• _Records to use_:
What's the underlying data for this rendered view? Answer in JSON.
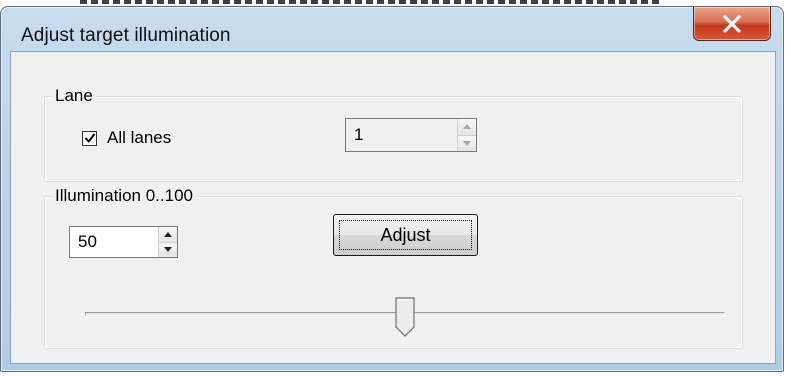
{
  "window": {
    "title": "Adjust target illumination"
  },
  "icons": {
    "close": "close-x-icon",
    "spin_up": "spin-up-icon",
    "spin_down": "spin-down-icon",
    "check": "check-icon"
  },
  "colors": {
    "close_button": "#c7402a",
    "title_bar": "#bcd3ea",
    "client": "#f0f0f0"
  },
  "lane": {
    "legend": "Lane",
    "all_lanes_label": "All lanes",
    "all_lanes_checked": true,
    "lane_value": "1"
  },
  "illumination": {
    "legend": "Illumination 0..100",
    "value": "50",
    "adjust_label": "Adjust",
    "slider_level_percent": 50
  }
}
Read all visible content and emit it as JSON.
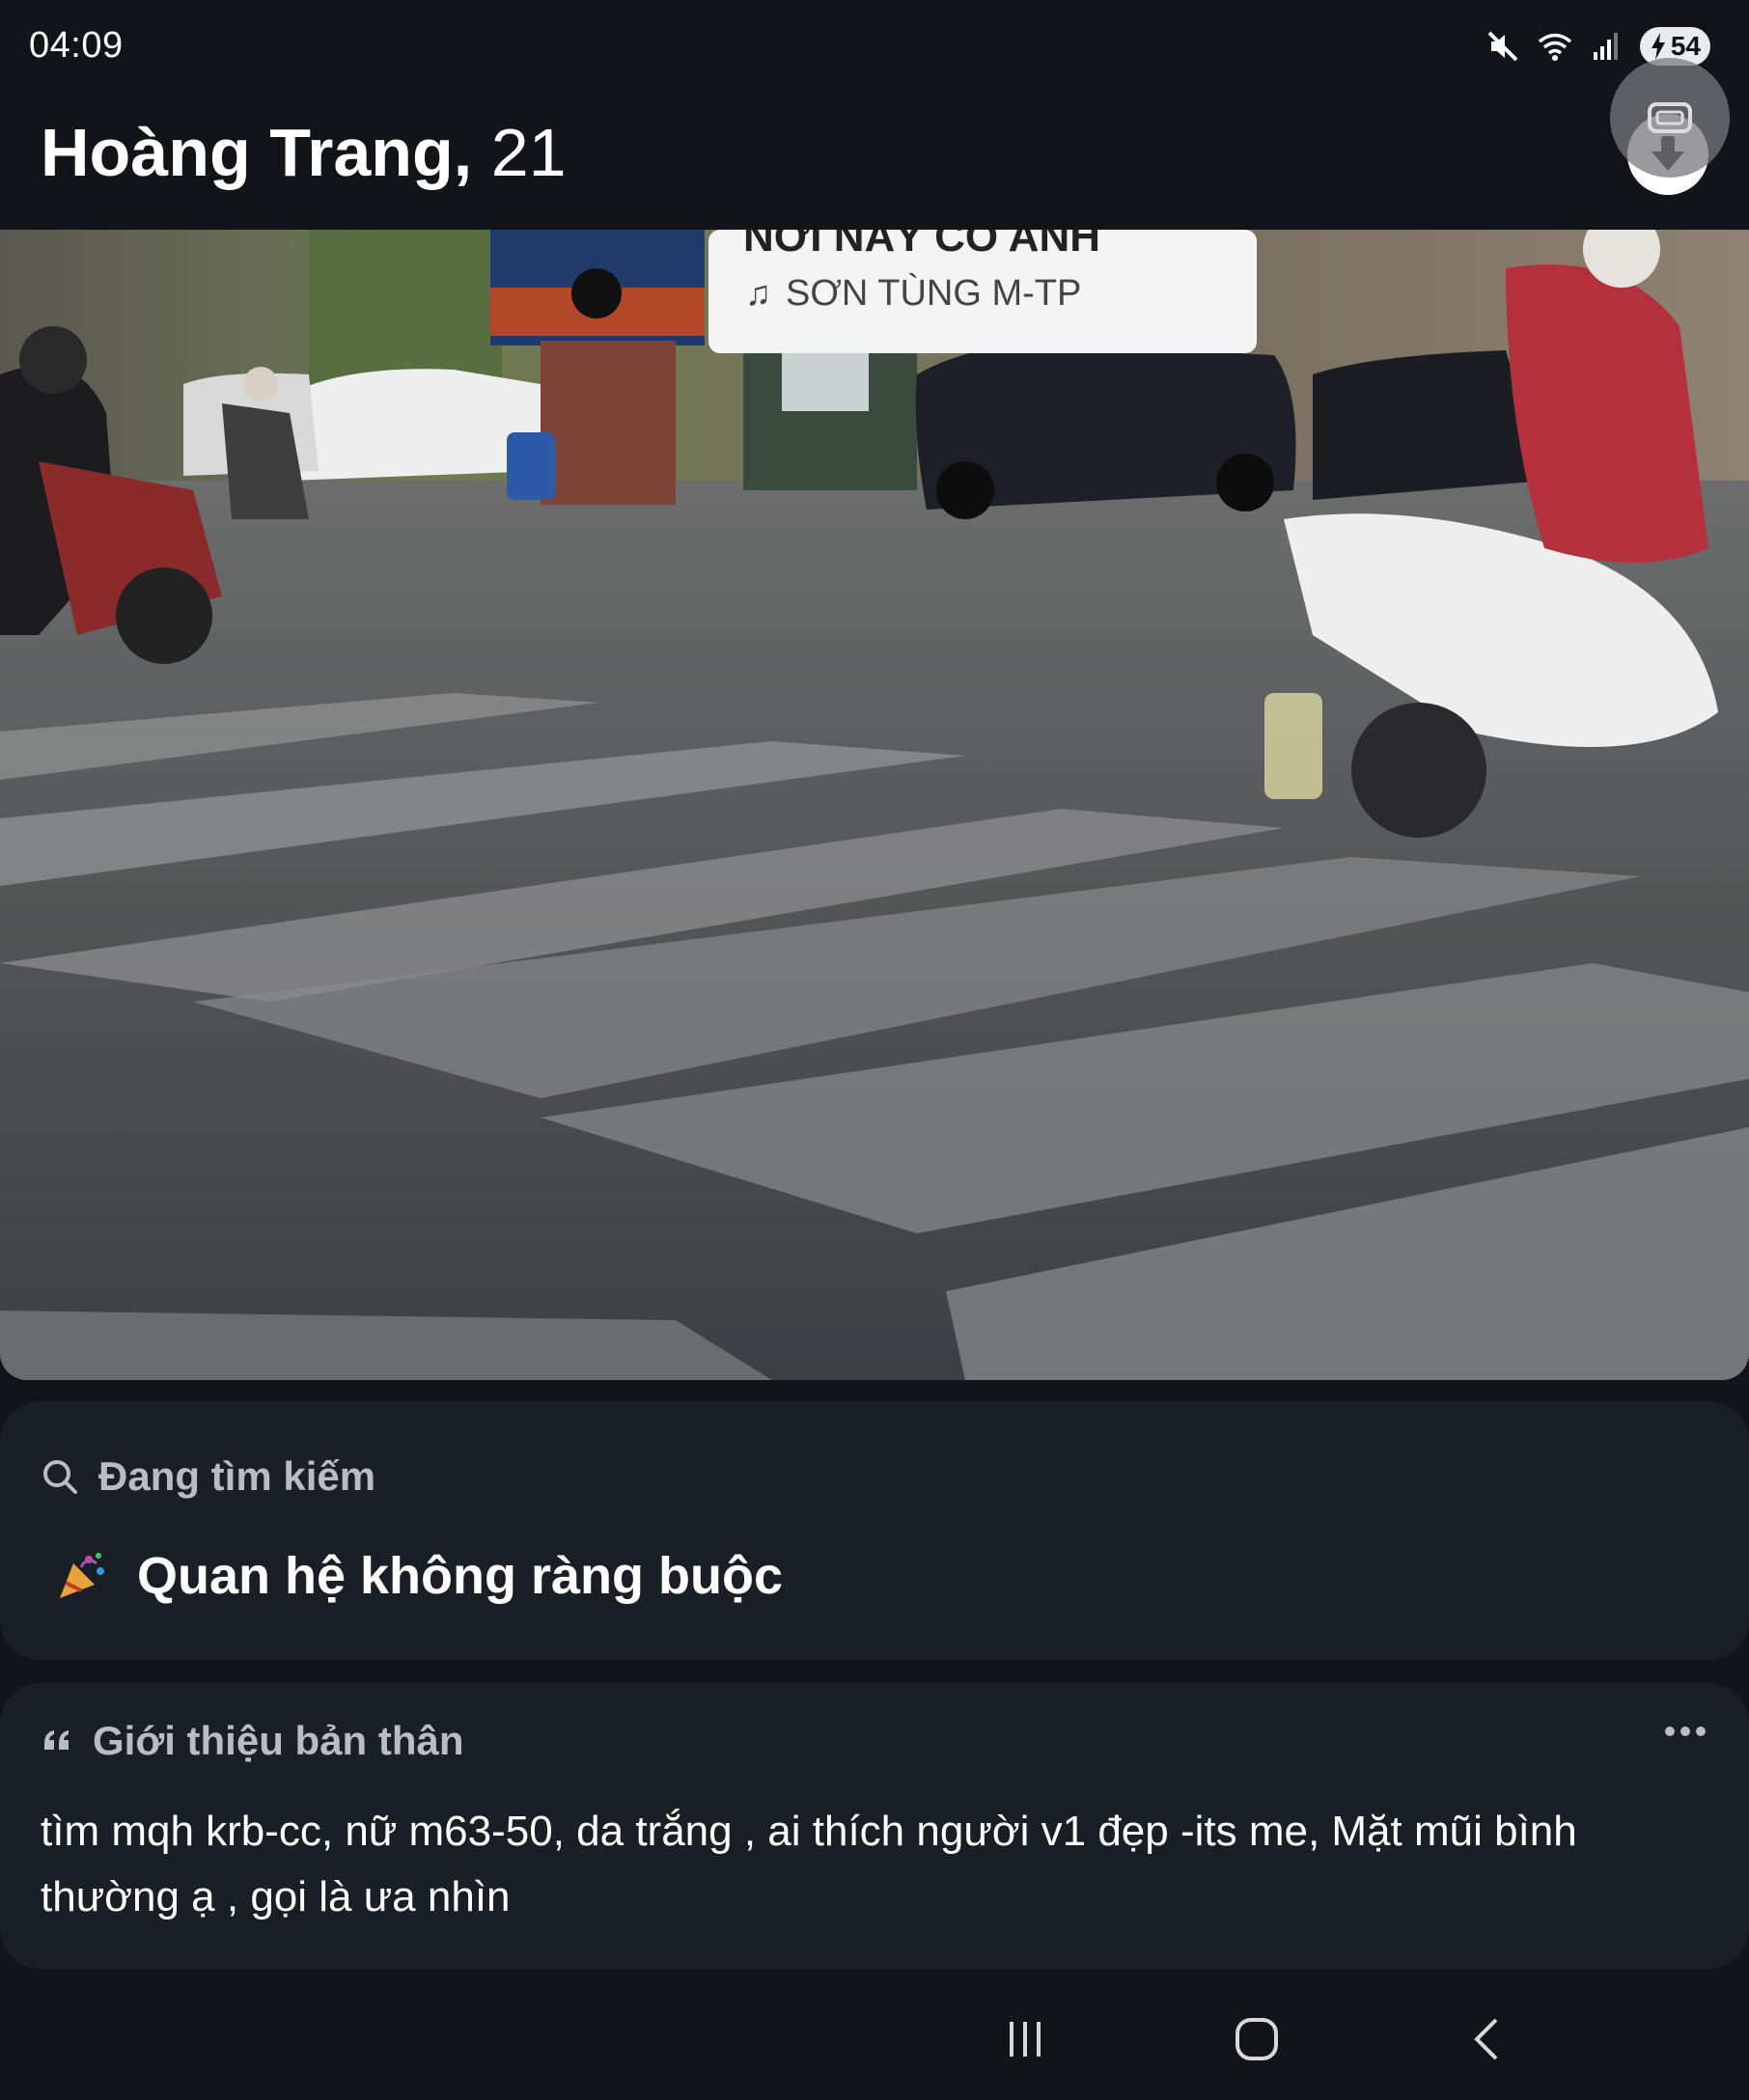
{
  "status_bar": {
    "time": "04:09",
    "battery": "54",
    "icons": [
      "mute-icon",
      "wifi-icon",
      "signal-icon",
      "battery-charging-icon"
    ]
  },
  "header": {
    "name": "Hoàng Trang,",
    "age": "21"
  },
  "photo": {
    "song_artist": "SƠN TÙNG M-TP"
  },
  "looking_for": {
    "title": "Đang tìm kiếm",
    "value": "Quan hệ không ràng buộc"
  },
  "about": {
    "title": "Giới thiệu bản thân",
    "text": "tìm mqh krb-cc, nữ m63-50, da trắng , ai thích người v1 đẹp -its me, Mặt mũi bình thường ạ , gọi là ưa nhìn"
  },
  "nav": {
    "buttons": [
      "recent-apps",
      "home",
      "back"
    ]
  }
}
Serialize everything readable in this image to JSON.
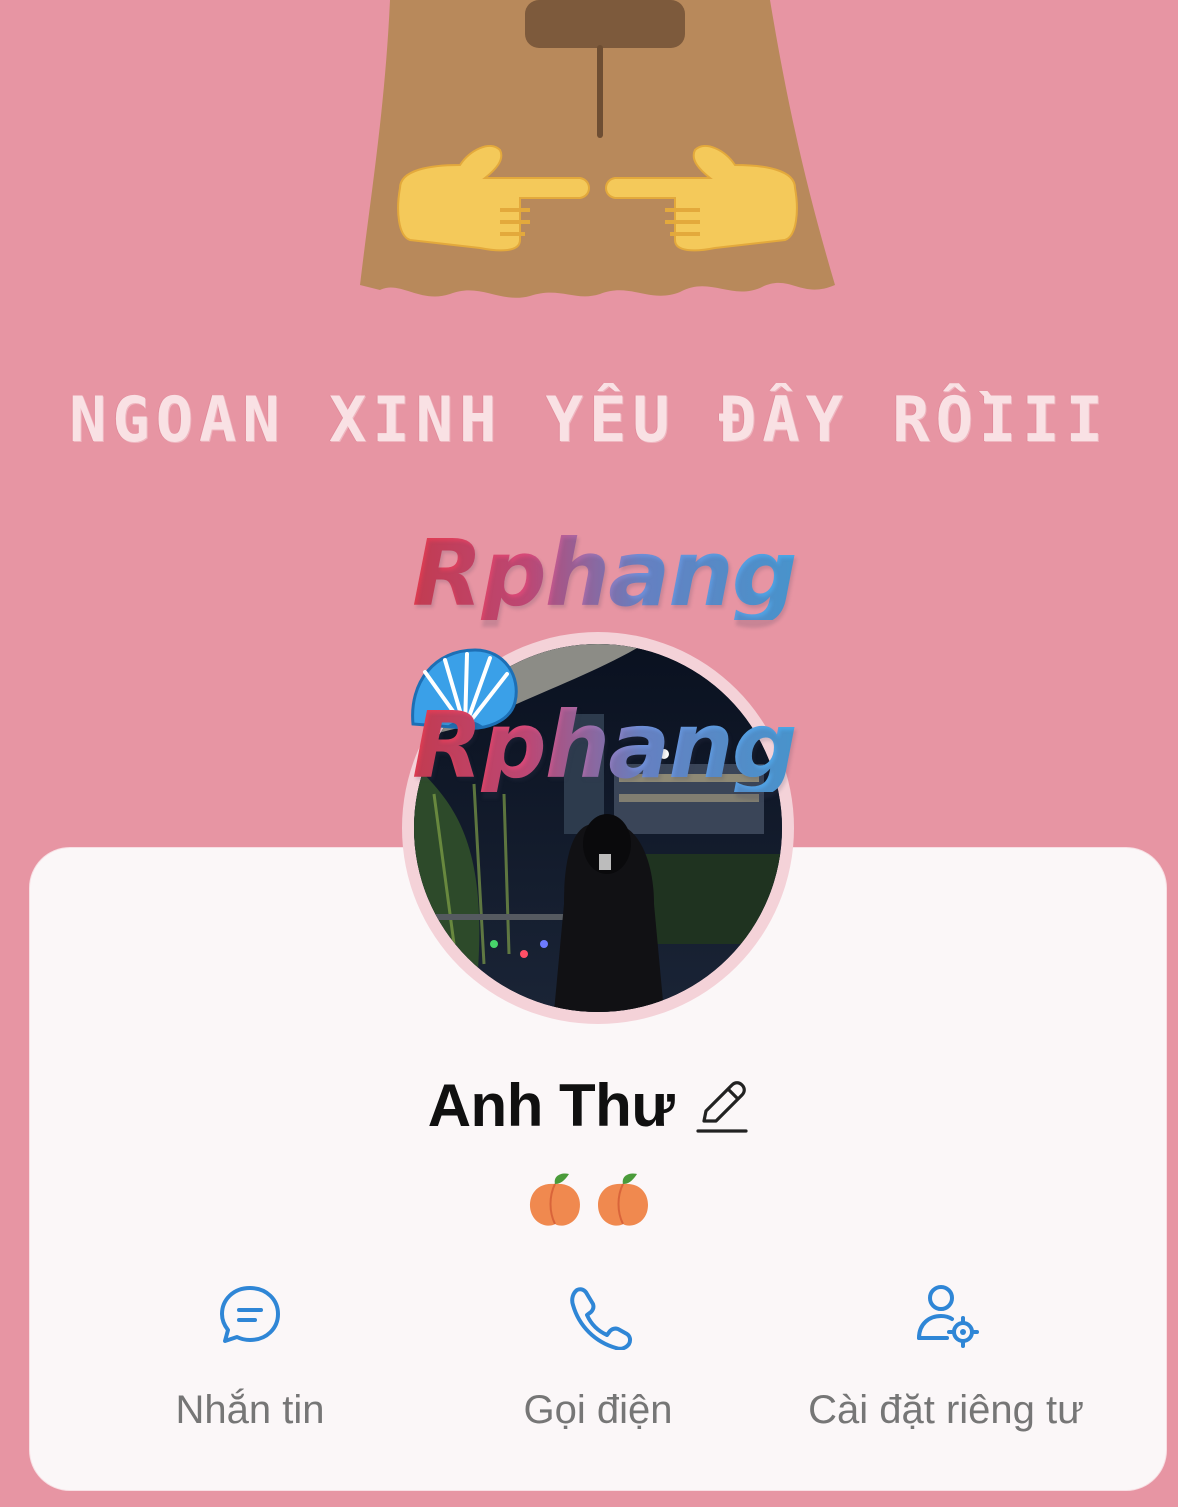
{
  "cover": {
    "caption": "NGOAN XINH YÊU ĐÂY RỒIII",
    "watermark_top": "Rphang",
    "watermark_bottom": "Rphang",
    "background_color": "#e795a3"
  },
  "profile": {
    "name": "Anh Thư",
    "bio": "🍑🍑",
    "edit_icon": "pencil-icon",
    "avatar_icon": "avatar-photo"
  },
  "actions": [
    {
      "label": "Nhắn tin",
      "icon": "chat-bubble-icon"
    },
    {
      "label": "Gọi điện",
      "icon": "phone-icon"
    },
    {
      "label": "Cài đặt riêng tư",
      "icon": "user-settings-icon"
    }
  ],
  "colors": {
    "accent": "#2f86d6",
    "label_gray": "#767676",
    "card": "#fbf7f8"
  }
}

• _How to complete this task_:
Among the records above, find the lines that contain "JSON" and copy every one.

• _Result of the exercise_:
What's the underlying data for this rendered view? Answer in JSON.
Read all visible content and emit it as JSON.
Serialize everything readable in this image to JSON.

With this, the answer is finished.